TASK DESCRIPTION
I would like every record reproduced exactly, with the pictures left out.
************
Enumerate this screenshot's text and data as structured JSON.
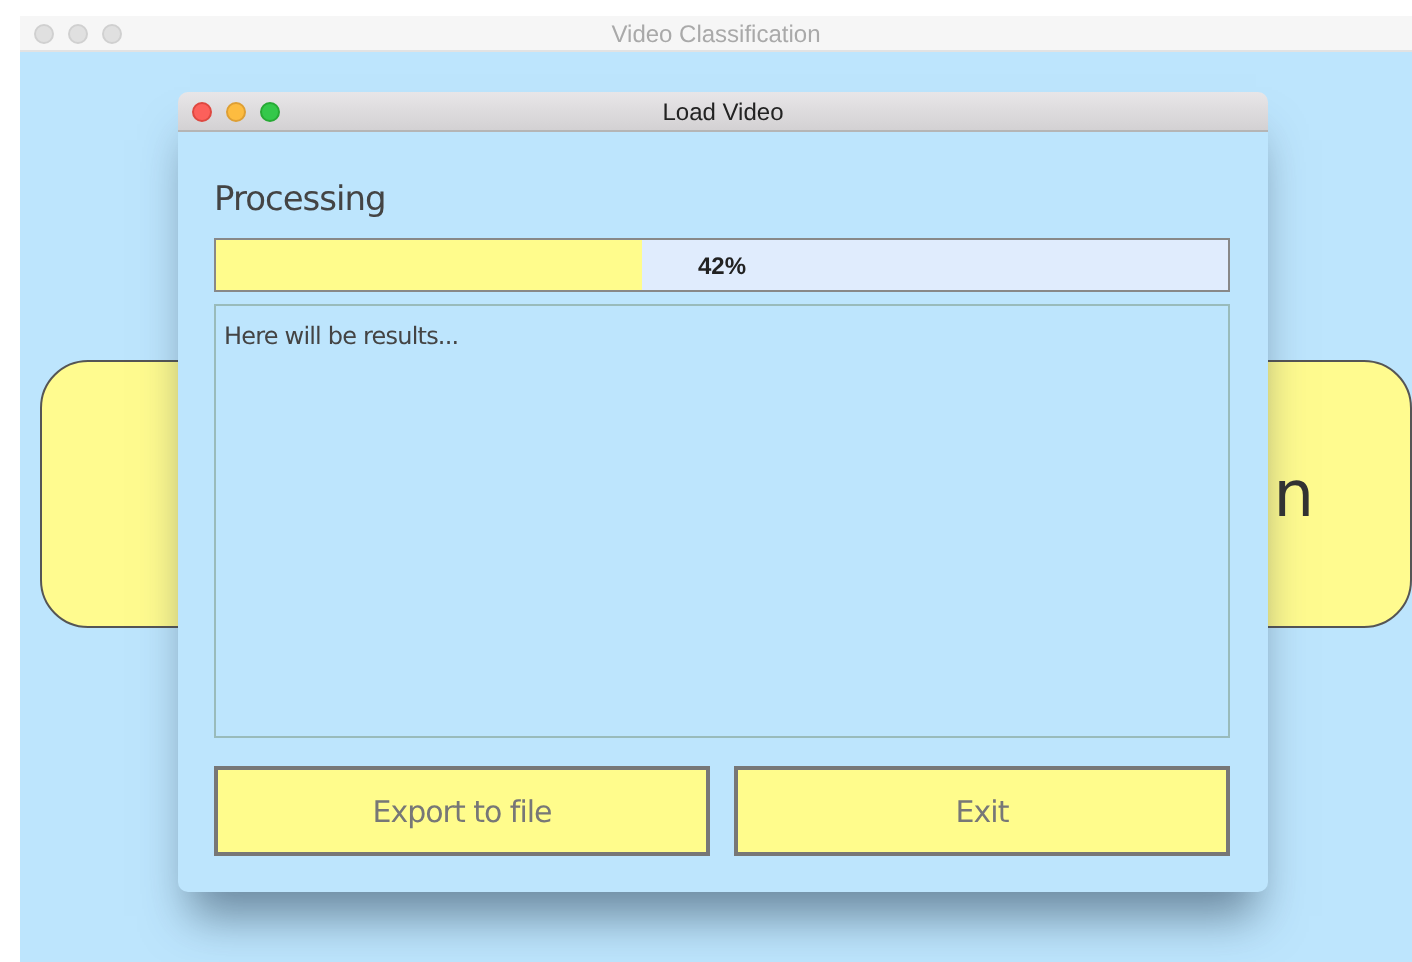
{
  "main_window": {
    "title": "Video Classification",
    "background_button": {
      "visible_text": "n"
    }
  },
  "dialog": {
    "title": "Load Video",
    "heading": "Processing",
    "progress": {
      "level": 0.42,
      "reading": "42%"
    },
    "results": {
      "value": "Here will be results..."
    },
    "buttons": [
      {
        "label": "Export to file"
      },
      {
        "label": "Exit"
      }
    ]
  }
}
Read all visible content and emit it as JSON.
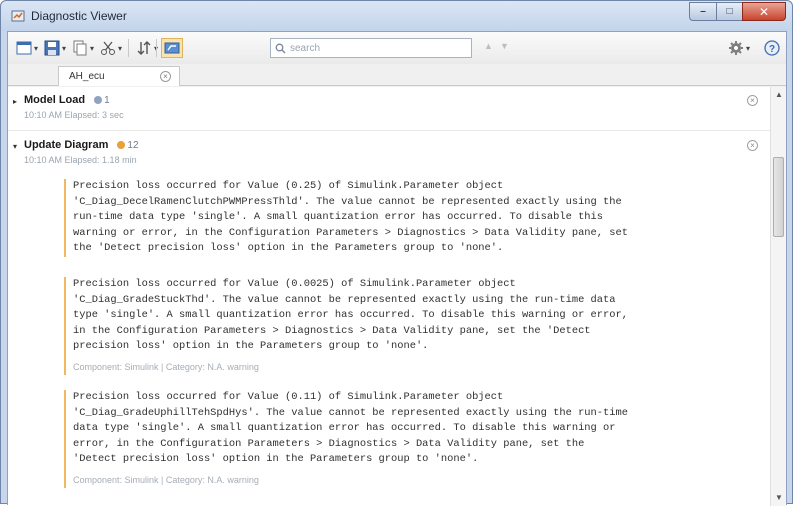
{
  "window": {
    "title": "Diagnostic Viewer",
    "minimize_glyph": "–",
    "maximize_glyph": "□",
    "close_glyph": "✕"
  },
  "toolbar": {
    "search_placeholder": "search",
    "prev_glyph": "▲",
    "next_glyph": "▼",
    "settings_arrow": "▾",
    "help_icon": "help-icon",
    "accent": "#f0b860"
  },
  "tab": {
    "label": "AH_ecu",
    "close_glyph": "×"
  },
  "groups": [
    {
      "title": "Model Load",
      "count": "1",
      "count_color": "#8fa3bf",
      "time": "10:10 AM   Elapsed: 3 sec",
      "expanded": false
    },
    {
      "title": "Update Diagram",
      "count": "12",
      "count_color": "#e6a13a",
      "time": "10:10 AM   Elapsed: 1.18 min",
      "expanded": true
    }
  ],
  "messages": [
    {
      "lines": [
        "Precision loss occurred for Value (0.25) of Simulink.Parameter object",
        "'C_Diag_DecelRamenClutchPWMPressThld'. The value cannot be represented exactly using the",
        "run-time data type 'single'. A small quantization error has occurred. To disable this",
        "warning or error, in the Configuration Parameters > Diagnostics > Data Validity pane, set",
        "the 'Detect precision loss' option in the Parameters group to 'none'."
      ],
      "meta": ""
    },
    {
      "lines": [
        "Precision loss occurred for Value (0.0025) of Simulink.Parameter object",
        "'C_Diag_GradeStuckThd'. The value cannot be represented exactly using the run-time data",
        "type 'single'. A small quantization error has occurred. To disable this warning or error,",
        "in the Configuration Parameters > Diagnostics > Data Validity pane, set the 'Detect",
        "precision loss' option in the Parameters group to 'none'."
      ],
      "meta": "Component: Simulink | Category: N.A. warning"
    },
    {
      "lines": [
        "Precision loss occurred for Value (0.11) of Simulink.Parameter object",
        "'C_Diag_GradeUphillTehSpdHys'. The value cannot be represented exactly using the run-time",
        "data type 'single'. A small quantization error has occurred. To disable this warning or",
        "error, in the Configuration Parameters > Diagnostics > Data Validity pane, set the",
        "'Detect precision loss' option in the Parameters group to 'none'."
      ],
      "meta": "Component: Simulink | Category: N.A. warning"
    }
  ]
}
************
FINISHED TASK
Enumerate this screenshot's text and data as structured JSON.
{
  "main_window": {
    "title": "Video Classification",
    "background_button": {
      "visible_text": "n"
    }
  },
  "dialog": {
    "title": "Load Video",
    "heading": "Processing",
    "progress": {
      "level": 0.42,
      "reading": "42%"
    },
    "results": {
      "value": "Here will be results..."
    },
    "buttons": [
      {
        "label": "Export to file"
      },
      {
        "label": "Exit"
      }
    ]
  }
}
Read all visible content and emit it as JSON.
{
  "window": {
    "title": "Diagnostic Viewer",
    "minimize_glyph": "–",
    "maximize_glyph": "□",
    "close_glyph": "✕"
  },
  "toolbar": {
    "search_placeholder": "search",
    "prev_glyph": "▲",
    "next_glyph": "▼",
    "settings_arrow": "▾",
    "help_icon": "help-icon",
    "accent": "#f0b860"
  },
  "tab": {
    "label": "AH_ecu",
    "close_glyph": "×"
  },
  "groups": [
    {
      "title": "Model Load",
      "count": "1",
      "count_color": "#8fa3bf",
      "time": "10:10 AM   Elapsed: 3 sec",
      "expanded": false
    },
    {
      "title": "Update Diagram",
      "count": "12",
      "count_color": "#e6a13a",
      "time": "10:10 AM   Elapsed: 1.18 min",
      "expanded": true
    }
  ],
  "messages": [
    {
      "lines": [
        "Precision loss occurred for Value (0.25) of Simulink.Parameter object",
        "'C_Diag_DecelRamenClutchPWMPressThld'. The value cannot be represented exactly using the",
        "run-time data type 'single'. A small quantization error has occurred. To disable this",
        "warning or error, in the Configuration Parameters > Diagnostics > Data Validity pane, set",
        "the 'Detect precision loss' option in the Parameters group to 'none'."
      ],
      "meta": ""
    },
    {
      "lines": [
        "Precision loss occurred for Value (0.0025) of Simulink.Parameter object",
        "'C_Diag_GradeStuckThd'. The value cannot be represented exactly using the run-time data",
        "type 'single'. A small quantization error has occurred. To disable this warning or error,",
        "in the Configuration Parameters > Diagnostics > Data Validity pane, set the 'Detect",
        "precision loss' option in the Parameters group to 'none'."
      ],
      "meta": "Component: Simulink | Category: N.A. warning"
    },
    {
      "lines": [
        "Precision loss occurred for Value (0.11) of Simulink.Parameter object",
        "'C_Diag_GradeUphillTehSpdHys'. The value cannot be represented exactly using the run-time",
        "data type 'single'. A small quantization error has occurred. To disable this warning or",
        "error, in the Configuration Parameters > Diagnostics > Data Validity pane, set the",
        "'Detect precision loss' option in the Parameters group to 'none'."
      ],
      "meta": "Component: Simulink | Category: N.A. warning"
    }
  ]
}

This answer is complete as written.